Peter knows there will be "scoffers" who will basically say, "Where's your God now? It's been two thousand years and He said He would come 'soon.'" His answer is not a systematic defense of how "soon" can be reckoned with a long delay of Jesus' second coming. He simply says, "Look, God doesn't perceive or calculate the passage of time the way you and I do, so stop acting like He does and forcing our view of 'soon' on Him. And, what you call 'slowness' I call 'patience' for the Lord is waiting so more can repent and believe." Then, Peter tells us that the day will come like a thief, which is the proverbial way of saying that we have no idea when it will come. He wisely doesn't try to answer a question no one can answer completely but appeals to God's timelessness and mercy for an explanation of His delay. There are more God wants to become Christians and He is waiting until they do (cf. Mt. 24:14).

The second thing I think we need to consider is the nature of biblical prophecy. There is in prophecy a characteristic perspective that foreshortens time and presents the future from a theological perspective as a whole with the chronological gaps unaddressed. So, for example, the prophets of the Old Testament could move from the destruction of Judah to the coming of the Messiah in a single step even though there would be almost six hundred years in between. The same is true of Revelation. In it, the future is presented theologically and is seen in terms of its entirety, not in its chronological detail. Prophecy is a theological interpretation of history, however long it endures. Think about that for a moment. Theologically speaking, what is the next important event after Jesus' death, resurrection, ascension, and the outpouring of the Holy Spirit at Pentecost? It's the second coming of Christ. Everything in between is incidental compared to those important, redemptive events. John's prophecy in Revelation, then, can make a chronological jump of unknown duration because theologically Christ's second coming is near, and it is looked at as part of the redemptive whole of Christ's work. So, Christ is coming soon, but we need to look at "soon" from God's perspective on time, in the context of His awesome mercy, and theologically not chronologically.

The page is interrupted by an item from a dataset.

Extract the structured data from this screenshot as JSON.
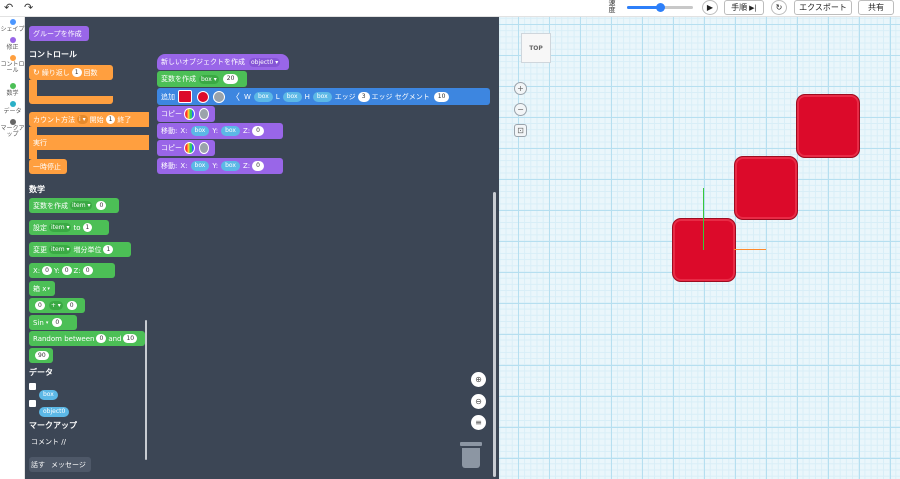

Today let He. 11:8-16, 39-40 (which will be discussed in Sunday's posted sermon), and the above passages remind you that Christ is coming soon. What He means by "soon" may be different than what you and I think of as "soon," but we know it's the next important redemptive event and it could happen at any time. Remember that God is delaying Jesus' return because He is rich in mercy towards the unbelieving world, not because He’s trying to drive Christians crazy. Ask Him to give you a love for the lost like He has because as our love and compassion for the lost grows, we will understand His delay and see it as a chance to spread the gospel more. Ask Him to give you a deep anticipation of His immanent return so that your love for Him will increase, your love for this world will decrease, and your concern for the lost will grow. Ask Him to help you be a testimony to the hope that you have in the gospel to the lost around you and younger generations. And, pray like John, "Come, Lord Jesus!" Perhaps today could be the day.

By His Grace,

No comments: